[Problem to solve] Repeat exactly each line of the data provided below.

[Web page and app entries]
-------------------------
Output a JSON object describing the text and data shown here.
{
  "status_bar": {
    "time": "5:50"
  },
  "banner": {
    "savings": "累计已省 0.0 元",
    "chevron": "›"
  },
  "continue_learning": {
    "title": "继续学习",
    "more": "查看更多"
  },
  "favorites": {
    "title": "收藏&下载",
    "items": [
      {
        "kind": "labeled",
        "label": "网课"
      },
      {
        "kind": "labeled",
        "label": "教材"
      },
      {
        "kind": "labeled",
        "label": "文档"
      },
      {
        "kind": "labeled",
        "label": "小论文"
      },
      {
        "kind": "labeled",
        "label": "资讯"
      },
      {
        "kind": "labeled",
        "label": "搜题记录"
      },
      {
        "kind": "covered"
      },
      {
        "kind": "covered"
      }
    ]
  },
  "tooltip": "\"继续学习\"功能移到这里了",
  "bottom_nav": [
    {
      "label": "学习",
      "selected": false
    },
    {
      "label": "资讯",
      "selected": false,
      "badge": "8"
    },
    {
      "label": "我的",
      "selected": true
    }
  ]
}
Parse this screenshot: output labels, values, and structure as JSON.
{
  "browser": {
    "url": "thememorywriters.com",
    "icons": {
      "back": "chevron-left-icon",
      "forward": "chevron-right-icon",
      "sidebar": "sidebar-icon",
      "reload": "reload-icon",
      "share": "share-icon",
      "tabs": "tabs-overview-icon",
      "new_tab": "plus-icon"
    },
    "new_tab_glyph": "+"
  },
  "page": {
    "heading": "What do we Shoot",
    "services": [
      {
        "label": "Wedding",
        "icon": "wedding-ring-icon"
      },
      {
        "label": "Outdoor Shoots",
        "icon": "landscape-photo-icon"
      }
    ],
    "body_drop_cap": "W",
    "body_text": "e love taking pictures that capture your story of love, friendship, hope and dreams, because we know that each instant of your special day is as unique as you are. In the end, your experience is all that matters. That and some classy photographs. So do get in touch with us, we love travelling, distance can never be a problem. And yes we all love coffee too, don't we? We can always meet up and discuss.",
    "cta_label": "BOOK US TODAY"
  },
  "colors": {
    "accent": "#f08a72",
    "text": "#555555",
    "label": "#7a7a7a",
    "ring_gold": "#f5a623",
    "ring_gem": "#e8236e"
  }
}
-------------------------
[Solved problem]
Output a JSON object describing the text and data shown here.
{
  "status_bar": {
    "time": "5:50"
  },
  "banner": {
    "savings": "累计已省 0.0 元",
    "chevron": "›"
  },
  "continue_learning": {
    "title": "继续学习",
    "more": "查看更多"
  },
  "favorites": {
    "title": "收藏&下载",
    "items": [
      {
        "kind": "labeled",
        "label": "网课"
      },
      {
        "kind": "labeled",
        "label": "教材"
      },
      {
        "kind": "labeled",
        "label": "文档"
      },
      {
        "kind": "labeled",
        "label": "小论文"
      },
      {
        "kind": "labeled",
        "label": "资讯"
      },
      {
        "kind": "labeled",
        "label": "搜题记录"
      },
      {
        "kind": "covered"
      },
      {
        "kind": "covered"
      }
    ]
  },
  "tooltip": "\"继续学习\"功能移到这里了",
  "bottom_nav": [
    {
      "label": "学习",
      "selected": false
    },
    {
      "label": "资讯",
      "selected": false,
      "badge": "8"
    },
    {
      "label": "我的",
      "selected": true
    }
  ]
}
Parse this screenshot: output labels, values, and structure as JSON.
{
  "browser": {
    "url": "thememorywriters.com",
    "icons": {
      "back": "chevron-left-icon",
      "forward": "chevron-right-icon",
      "sidebar": "sidebar-icon",
      "reload": "reload-icon",
      "share": "share-icon",
      "tabs": "tabs-overview-icon",
      "new_tab": "plus-icon"
    },
    "new_tab_glyph": "+"
  },
  "page": {
    "heading": "What do we Shoot",
    "services": [
      {
        "label": "Wedding",
        "icon": "wedding-ring-icon"
      },
      {
        "label": "Outdoor Shoots",
        "icon": "landscape-photo-icon"
      }
    ],
    "body_drop_cap": "W",
    "body_text": "e love taking pictures that capture your story of love, friendship, hope and dreams, because we know that each instant of your special day is as unique as you are. In the end, your experience is all that matters. That and some classy photographs. So do get in touch with us, we love travelling, distance can never be a problem. And yes we all love coffee too, don't we? We can always meet up and discuss.",
    "cta_label": "BOOK US TODAY"
  },
  "colors": {
    "accent": "#f08a72",
    "text": "#555555",
    "label": "#7a7a7a",
    "ring_gold": "#f5a623",
    "ring_gem": "#e8236e"
  }
}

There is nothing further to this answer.